Record excerpts:
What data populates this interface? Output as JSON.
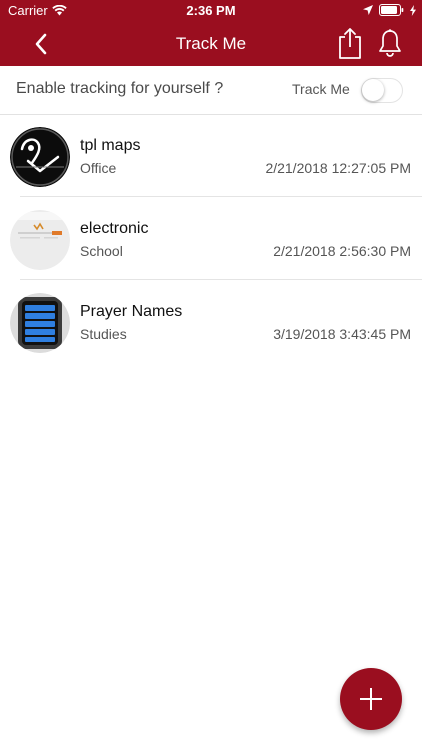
{
  "status_bar": {
    "carrier": "Carrier",
    "time": "2:36 PM",
    "icons": [
      "wifi-icon",
      "location-arrow-icon",
      "battery-icon",
      "charging-icon"
    ]
  },
  "nav": {
    "title": "Track Me",
    "back_icon": "chevron-left-icon",
    "share_icon": "share-icon",
    "bell_icon": "bell-icon",
    "bar_color": "#9a0e1f"
  },
  "tracking": {
    "prompt": "Enable tracking for yourself ?",
    "toggle_label": "Track Me",
    "toggle_on": false
  },
  "items": [
    {
      "name": "tpl maps",
      "category": "Office",
      "date": "2/21/2018 12:27:05 PM",
      "thumb": "map-pin-thumbnail"
    },
    {
      "name": "electronic",
      "category": "School",
      "date": "2/21/2018 2:56:30 PM",
      "thumb": "web-page-thumbnail"
    },
    {
      "name": "Prayer Names",
      "category": "Studies",
      "date": "3/19/2018 3:43:45 PM",
      "thumb": "smartwatch-thumbnail"
    }
  ],
  "fab": {
    "icon": "plus-icon",
    "color": "#9a0e1f"
  }
}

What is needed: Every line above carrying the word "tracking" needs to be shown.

Response below:
  "tracking": {
    "prompt": "Enable tracking for yourself ?",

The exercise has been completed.